TASK BRIEF -
Set every record down again, exactly and completely.

EXCERPTED DATA -
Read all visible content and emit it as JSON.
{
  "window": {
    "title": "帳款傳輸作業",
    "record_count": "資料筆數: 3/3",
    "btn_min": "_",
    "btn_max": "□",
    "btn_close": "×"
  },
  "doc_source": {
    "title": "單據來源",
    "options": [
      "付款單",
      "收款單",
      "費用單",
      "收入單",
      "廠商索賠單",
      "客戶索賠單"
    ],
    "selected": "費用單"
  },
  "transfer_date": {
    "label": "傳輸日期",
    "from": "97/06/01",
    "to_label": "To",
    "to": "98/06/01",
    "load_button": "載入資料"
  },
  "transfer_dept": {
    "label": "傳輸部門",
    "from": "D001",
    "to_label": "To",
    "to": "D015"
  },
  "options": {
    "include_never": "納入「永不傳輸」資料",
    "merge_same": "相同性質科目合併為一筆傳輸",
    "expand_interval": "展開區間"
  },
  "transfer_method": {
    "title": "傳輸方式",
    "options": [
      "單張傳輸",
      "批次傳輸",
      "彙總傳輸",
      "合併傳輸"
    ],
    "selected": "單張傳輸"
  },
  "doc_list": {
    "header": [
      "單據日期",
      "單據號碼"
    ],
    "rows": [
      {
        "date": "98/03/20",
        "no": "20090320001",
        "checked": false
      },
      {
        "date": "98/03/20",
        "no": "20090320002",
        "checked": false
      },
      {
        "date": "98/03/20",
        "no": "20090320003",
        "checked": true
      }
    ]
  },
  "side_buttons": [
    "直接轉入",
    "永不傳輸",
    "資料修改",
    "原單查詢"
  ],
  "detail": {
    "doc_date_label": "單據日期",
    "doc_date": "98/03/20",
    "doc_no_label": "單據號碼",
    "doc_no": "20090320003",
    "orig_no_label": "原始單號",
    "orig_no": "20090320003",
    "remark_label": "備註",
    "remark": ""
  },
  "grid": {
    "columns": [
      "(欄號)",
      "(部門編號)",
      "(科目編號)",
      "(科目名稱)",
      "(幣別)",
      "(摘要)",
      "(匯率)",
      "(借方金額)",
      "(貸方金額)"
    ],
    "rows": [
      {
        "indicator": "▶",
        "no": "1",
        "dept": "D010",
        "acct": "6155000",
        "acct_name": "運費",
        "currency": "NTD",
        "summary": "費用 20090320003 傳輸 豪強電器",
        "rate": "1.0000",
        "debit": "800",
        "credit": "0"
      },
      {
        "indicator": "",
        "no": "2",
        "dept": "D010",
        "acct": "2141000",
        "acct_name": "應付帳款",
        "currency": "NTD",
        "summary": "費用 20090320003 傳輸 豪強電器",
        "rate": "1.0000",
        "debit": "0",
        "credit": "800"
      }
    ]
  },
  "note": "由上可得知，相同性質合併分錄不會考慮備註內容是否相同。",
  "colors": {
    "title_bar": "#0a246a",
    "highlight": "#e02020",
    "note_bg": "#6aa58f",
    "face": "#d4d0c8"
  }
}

PROBLEM SOLUTION -
Read all visible content and emit it as JSON.
{
  "window": {
    "title": "帳款傳輸作業",
    "record_count": "資料筆數: 3/3",
    "btn_min": "_",
    "btn_max": "□",
    "btn_close": "×"
  },
  "doc_source": {
    "title": "單據來源",
    "options": [
      "付款單",
      "收款單",
      "費用單",
      "收入單",
      "廠商索賠單",
      "客戶索賠單"
    ],
    "selected": "費用單"
  },
  "transfer_date": {
    "label": "傳輸日期",
    "from": "97/06/01",
    "to_label": "To",
    "to": "98/06/01",
    "load_button": "載入資料"
  },
  "transfer_dept": {
    "label": "傳輸部門",
    "from": "D001",
    "to_label": "To",
    "to": "D015"
  },
  "options": {
    "include_never": "納入「永不傳輸」資料",
    "merge_same": "相同性質科目合併為一筆傳輸",
    "expand_interval": "展開區間"
  },
  "transfer_method": {
    "title": "傳輸方式",
    "options": [
      "單張傳輸",
      "批次傳輸",
      "彙總傳輸",
      "合併傳輸"
    ],
    "selected": "單張傳輸"
  },
  "doc_list": {
    "header": [
      "單據日期",
      "單據號碼"
    ],
    "rows": [
      {
        "date": "98/03/20",
        "no": "20090320001",
        "checked": false
      },
      {
        "date": "98/03/20",
        "no": "20090320002",
        "checked": false
      },
      {
        "date": "98/03/20",
        "no": "20090320003",
        "checked": true
      }
    ]
  },
  "side_buttons": [
    "直接轉入",
    "永不傳輸",
    "資料修改",
    "原單查詢"
  ],
  "detail": {
    "doc_date_label": "單據日期",
    "doc_date": "98/03/20",
    "doc_no_label": "單據號碼",
    "doc_no": "20090320003",
    "orig_no_label": "原始單號",
    "orig_no": "20090320003",
    "remark_label": "備註",
    "remark": ""
  },
  "grid": {
    "columns": [
      "(欄號)",
      "(部門編號)",
      "(科目編號)",
      "(科目名稱)",
      "(幣別)",
      "(摘要)",
      "(匯率)",
      "(借方金額)",
      "(貸方金額)"
    ],
    "rows": [
      {
        "indicator": "▶",
        "no": "1",
        "dept": "D010",
        "acct": "6155000",
        "acct_name": "運費",
        "currency": "NTD",
        "summary": "費用 20090320003 傳輸 豪強電器",
        "rate": "1.0000",
        "debit": "800",
        "credit": "0"
      },
      {
        "indicator": "",
        "no": "2",
        "dept": "D010",
        "acct": "2141000",
        "acct_name": "應付帳款",
        "currency": "NTD",
        "summary": "費用 20090320003 傳輸 豪強電器",
        "rate": "1.0000",
        "debit": "0",
        "credit": "800"
      }
    ]
  },
  "note": "由上可得知，相同性質合併分錄不會考慮備註內容是否相同。",
  "colors": {
    "title_bar": "#0a246a",
    "highlight": "#e02020",
    "note_bg": "#6aa58f",
    "face": "#d4d0c8"
  }
}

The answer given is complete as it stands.